Graham noticed that his sibling was a little cranky today. "Ms. Surefoot?"

And sure enough, off the cuff, she went and grabbed the Captain's forward momentum and threw him into herself. Those feet danced forever, and then she swung him and spun him all around the room until he tripped back into his ample blue chair. Ms. Surefoot gave a cute little curtsy, even her bosom bowed a bit, before returning to Graham's side.

Lex gave his brother a mild scowl.

Ward walked in the front entrance with a Faceless Robot and trailing behind them was this guy, who's wearing these clothes that shine. This guy had polished his favorite suit just for this debut. He had bought it on Bells Day over in Popolisville. On the same day he got some Super.

And Ward says, "Hello gang, this is the Manmad and we have a proposition for you."

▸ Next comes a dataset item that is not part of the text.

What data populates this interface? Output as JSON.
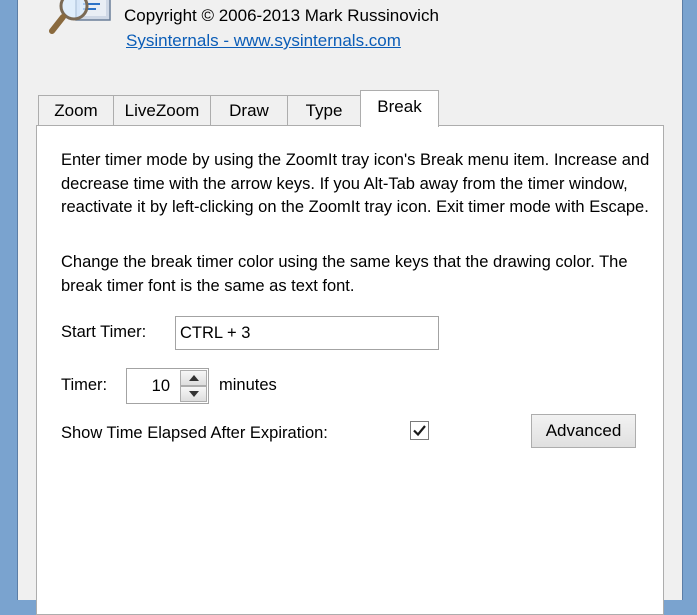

Ward was beaming. Graham left halfway through the presentation. Surefoot stayed. Lex shook his head. The Manmad was juggling. The Drawing Detective didn't doodle the entire time. Shychick was actually weeping. She was also crying on the inside and everyone heard.

Mr. Master had another drink. Gecko Boy fell off the wall at one point. One of the worst effected was the Wary Hero, who threw in his cape and called it a day.

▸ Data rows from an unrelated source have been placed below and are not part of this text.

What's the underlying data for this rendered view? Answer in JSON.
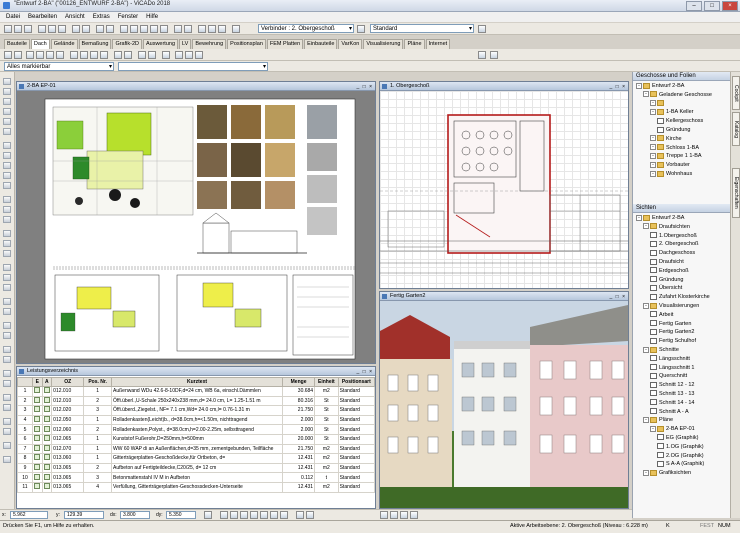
{
  "window": {
    "title": "\"Entwurf 2-BA\" (\"00126_ENTWURF 2-BA\") - ViCADo 2018"
  },
  "menu": [
    "Datei",
    "Bearbeiten",
    "Ansicht",
    "Extras",
    "Fenster",
    "Hilfe"
  ],
  "toolbar": {
    "layer_combo": "Verbinder : 2. Obergeschoß",
    "style_combo": "Standard",
    "filter_combo": "Alles markierbar"
  },
  "tabs": [
    "Bauteile",
    "Dach",
    "Gelände",
    "Bemaßung",
    "Grafik-2D",
    "Auswertung",
    "LV",
    "Bewehrung",
    "Positionsplan",
    "FEM Platten",
    "Einbauteile",
    "VarKon",
    "Visualisierung",
    "Pläne",
    "Internet"
  ],
  "active_tab": "Dach",
  "windows": {
    "plan": {
      "title": "2-BA EP-01"
    },
    "floor": {
      "title": "1. Obergeschoß"
    },
    "render": {
      "title": "Fertig Garten2"
    },
    "list": {
      "title": "Leistungsverzeichnis"
    }
  },
  "list_headers": [
    "",
    "E",
    "A",
    "OZ",
    "Pos. Nr.",
    "Kurztext",
    "Menge",
    "Einheit",
    "Positionsart"
  ],
  "list_rows": [
    [
      "1",
      "012.010",
      "1",
      "Außenwand WDu 42.6-8-10DF,d=24 cm, WB 6a, einschl.Dämmlen",
      "30.684",
      "m2",
      "Standard"
    ],
    [
      "2",
      "012.010",
      "2",
      "Öffi.überl.,U-Schale 250x240x238 mm,d= 24.0 cm, L= 1.25-1.51 m",
      "80.316",
      "St",
      "Standard"
    ],
    [
      "3",
      "012.020",
      "3",
      "Öffi.überd.,Ziegelst., NF= 7.1 cm,Wd= 24.0 cm,l= 0.76-1.31 m",
      "21.750",
      "St",
      "Standard"
    ],
    [
      "4",
      "012.050",
      "1",
      "Rolladenkasten(Leicht)b., d=38.0cm,h=<1.50m, nichttragend",
      "2.000",
      "St",
      "Standard"
    ],
    [
      "5",
      "012.060",
      "2",
      "Rolladenkasten,Polyst., d=38.0cm,h=2.00-2.25m, selbsttragend",
      "2.000",
      "St",
      "Standard"
    ],
    [
      "6",
      "012.065",
      "1",
      "Kunststof Fußerohr,D=250mm,h=500mm",
      "20.000",
      "St",
      "Standard"
    ],
    [
      "7",
      "012.070",
      "1",
      "WW 60 WAP di an Außenflächen,d=35 mm, zementgebunden, Teilfläche",
      "21.750",
      "m2",
      "Standard"
    ],
    [
      "8",
      "013.060",
      "1",
      "Gitterträgerplatten-Geschoßdecke,für Ortbeton, d=",
      "12.431",
      "m2",
      "Standard"
    ],
    [
      "9",
      "013.065",
      "2",
      "Aufbeton auf Fertigteildecke,C20/25, d= 12 cm",
      "12.431",
      "m2",
      "Standard"
    ],
    [
      "10",
      "013.065",
      "3",
      "Betonmattenstahl IV M in Aufbeton",
      "0.112",
      "t",
      "Standard"
    ],
    [
      "11",
      "013.065",
      "4",
      "Verfüllung, Gitterträgerplatten-Geschossdecken-Unterseite",
      "12.431",
      "m2",
      "Standard"
    ]
  ],
  "panels": {
    "top_title": "Geschosse und Folien",
    "bottom_title": "Sichten"
  },
  "tree_top": [
    {
      "label": "Entwurf 2-BA",
      "level": 0,
      "kind": "folder"
    },
    {
      "label": "Geladene Geschosse",
      "level": 1,
      "kind": "folder"
    },
    {
      "label": "",
      "level": 2,
      "kind": "folder"
    },
    {
      "label": "1-BA Keller",
      "level": 2,
      "kind": "folder"
    },
    {
      "label": "Kellergeschoss",
      "level": 3,
      "kind": "doc"
    },
    {
      "label": "Gründung",
      "level": 3,
      "kind": "doc"
    },
    {
      "label": "Kirche",
      "level": 2,
      "kind": "folder"
    },
    {
      "label": "Schloss 1-BA",
      "level": 2,
      "kind": "folder"
    },
    {
      "label": "Treppe 1 1-BA",
      "level": 2,
      "kind": "folder"
    },
    {
      "label": "Vorbauter",
      "level": 2,
      "kind": "folder"
    },
    {
      "label": "Wohnhaus",
      "level": 2,
      "kind": "folder"
    }
  ],
  "tree_bottom": [
    {
      "label": "Entwurf 2-BA",
      "level": 0,
      "kind": "folder"
    },
    {
      "label": "Draufsichten",
      "level": 1,
      "kind": "folder"
    },
    {
      "label": "1.Obergeschoß",
      "level": 2,
      "kind": "doc"
    },
    {
      "label": "2. Obergeschoß",
      "level": 2,
      "kind": "doc"
    },
    {
      "label": "Dachgeschoss",
      "level": 2,
      "kind": "doc"
    },
    {
      "label": "Draufsicht",
      "level": 2,
      "kind": "doc"
    },
    {
      "label": "Erdgeschoß",
      "level": 2,
      "kind": "doc"
    },
    {
      "label": "Gründung",
      "level": 2,
      "kind": "doc"
    },
    {
      "label": "Übersicht",
      "level": 2,
      "kind": "doc"
    },
    {
      "label": "Zufahrt Klosterkirche",
      "level": 2,
      "kind": "doc"
    },
    {
      "label": "Visualisierungen",
      "level": 1,
      "kind": "folder"
    },
    {
      "label": "Arbeit",
      "level": 2,
      "kind": "doc"
    },
    {
      "label": "Fertig Garten",
      "level": 2,
      "kind": "doc"
    },
    {
      "label": "Fertig Garten2",
      "level": 2,
      "kind": "doc"
    },
    {
      "label": "Fertig Schulhof",
      "level": 2,
      "kind": "doc"
    },
    {
      "label": "Schnitte",
      "level": 1,
      "kind": "folder"
    },
    {
      "label": "Längsschnitt",
      "level": 2,
      "kind": "doc"
    },
    {
      "label": "Längsschnitt 1",
      "level": 2,
      "kind": "doc"
    },
    {
      "label": "Querschnitt",
      "level": 2,
      "kind": "doc"
    },
    {
      "label": "Schnitt 12 - 12",
      "level": 2,
      "kind": "doc"
    },
    {
      "label": "Schnitt 13 - 13",
      "level": 2,
      "kind": "doc"
    },
    {
      "label": "Schnitt 14 - 14",
      "level": 2,
      "kind": "doc"
    },
    {
      "label": "Schnitt A - A",
      "level": 2,
      "kind": "doc"
    },
    {
      "label": "Pläne",
      "level": 1,
      "kind": "folder"
    },
    {
      "label": "2-BA EP-01",
      "level": 2,
      "kind": "folder"
    },
    {
      "label": "EG (Graphik)",
      "level": 3,
      "kind": "doc"
    },
    {
      "label": "1.OG (Graphik)",
      "level": 3,
      "kind": "doc"
    },
    {
      "label": "2.OG (Graphik)",
      "level": 3,
      "kind": "doc"
    },
    {
      "label": "S A-A (Graphik)",
      "level": 3,
      "kind": "doc"
    },
    {
      "label": "Grafiksichten",
      "level": 1,
      "kind": "folder"
    }
  ],
  "vtabs": [
    "Cockpit",
    "Katalog",
    "Eigenschaften"
  ],
  "coords": {
    "x": "5.962",
    "y": "129.39",
    "dx": "3.800",
    "dy": "5.350"
  },
  "status": {
    "hint": "Drücken Sie F1, um Hilfe zu erhalten.",
    "active": "Aktive Arbeitsebene: 2. Obergeschoß (Niveau : 6.228 m)",
    "k": "K",
    "fest": "FEST",
    "num": "NUM"
  }
}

Graham Alexander wondered if Ward was going off the deep end. He seemed to be taking a greater number of risks lately. This latest venture of his though. Giving just a small amount of Super to the lowliest of criminals was absurd enough but to the Time Mime? She was about as crazy as Ward and his mad plan.

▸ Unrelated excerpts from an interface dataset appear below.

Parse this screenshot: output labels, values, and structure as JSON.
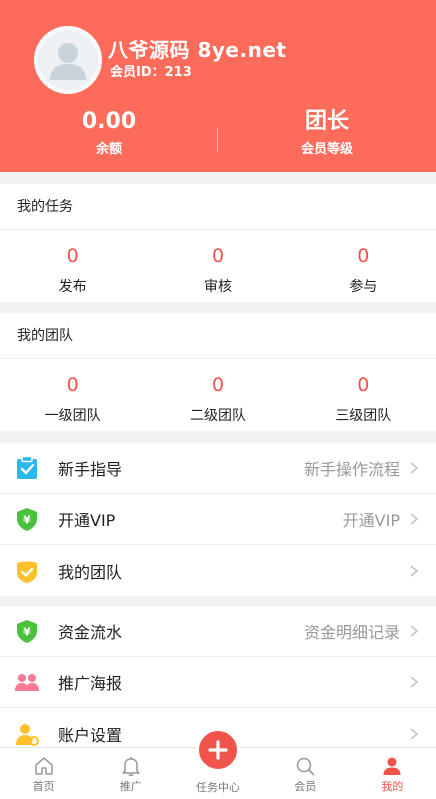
{
  "user": {
    "name": "八爷源码 8ye.net",
    "member_id": "会员ID：213"
  },
  "header_stats": [
    {
      "value": "0.00",
      "label": "余额"
    },
    {
      "value": "团长",
      "label": "会员等级"
    }
  ],
  "tasks": {
    "title": "我的任务",
    "items": [
      {
        "value": "0",
        "label": "发布"
      },
      {
        "value": "0",
        "label": "审核"
      },
      {
        "value": "0",
        "label": "参与"
      }
    ]
  },
  "team": {
    "title": "我的团队",
    "items": [
      {
        "value": "0",
        "label": "一级团队"
      },
      {
        "value": "0",
        "label": "二级团队"
      },
      {
        "value": "0",
        "label": "三级团队"
      }
    ]
  },
  "menu_group_1": [
    {
      "label": "新手指导",
      "extra": "新手操作流程",
      "icon": "clipboard-check-icon"
    },
    {
      "label": "开通VIP",
      "extra": "开通VIP",
      "icon": "shield-yen-icon"
    },
    {
      "label": "我的团队",
      "extra": "",
      "icon": "shield-check-icon"
    }
  ],
  "menu_group_2": [
    {
      "label": "资金流水",
      "extra": "资金明细记录",
      "icon": "shield-yen-icon"
    },
    {
      "label": "推广海报",
      "extra": "",
      "icon": "users-icon"
    },
    {
      "label": "账户设置",
      "extra": "",
      "icon": "user-settings-icon"
    }
  ],
  "tabbar": [
    {
      "label": "首页",
      "icon": "home-icon"
    },
    {
      "label": "推广",
      "icon": "bell-icon"
    },
    {
      "label": "任务中心",
      "icon": "plus-icon"
    },
    {
      "label": "会员",
      "icon": "search-icon"
    },
    {
      "label": "我的",
      "icon": "person-icon",
      "active": true
    }
  ],
  "colors": {
    "header_bg": "#fd6b5a",
    "accent": "#f0544b",
    "cyan_icon": "#2bb8ee",
    "green_icon": "#4cc13c",
    "yellow_icon": "#ffc12b",
    "pink_icon": "#f87a95"
  }
}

The Time Mime woke up that morning with a yawn and a stretch. She had slept in her costume again but she didn't care. She felt so relaxed. As the seconds passed from present and into the past, she slowly noticed how uncomfortable her own dilapidated bed really was. Her pillows seemed to push against her neck at odd angles. Her sheets scratched and her mattress lumped. She finally got up with a sigh, stretched once more and went out for breakfast.

Her real name was Lily Quick and she acquired her powers the old-fashioned way. She had stolen them. Clueless military higher-ups with access to cutting edge scientific research were her bread and butter. They called it the Tock Tick Ray and when she used it on herself a few years back, there was no hesitation. The white coats and glasses had only tested it on lab animals so they never got a chance to see what it could do to a human being. She destroyed the paperwork, sabotaged the machine and framed the hapless military man with whom she was seeing that week. The project was scrapped shortly thereafter.

Lily learned pantomime when she was younger and from her father, a stage performer, who taught her how to focus and move. The thieving she got from her mother. Imbued with the fabric of time and controlled through significant gestures over her face and body, Lily Quick turned out to be quite the criminal mastermind, although at the moment all she wanted were some waffles.

Up ahead, in the park across from her building, a man was standing without motion and around him there had gathered a crowd of people, laughing hysterically. Lily saddled over and watched as a small boy rolled on the ground, belly shaking. A policeman tittered. A couple snickered. The man in the middle was dressed the same as Lily, mimed right out. And he just stood there, doing nothing. The people laughed harder with greater rolling, tittering and snickering. Was that a guffaw? The less he performed, the more the crowd warmed to the man, with curls of mirth thrown before him and the longer the charade continued the more compelled Lily was to think the man a hack. The crowd, imbeciles.

Then the man, the mime in the middle, walked up to Lily and gave her his card. It was blank and while she might have thrown the thing on the ground, for the first time in her life she felt utterly baffled as to what to do next. Why would she keep a blank card from this mockery of a buffoon? Why did she need this thing? She wanted to hurry this travesty up, wished to be on with it. She felt dizzy and timeless and her eyes went wide and then WHEN happened.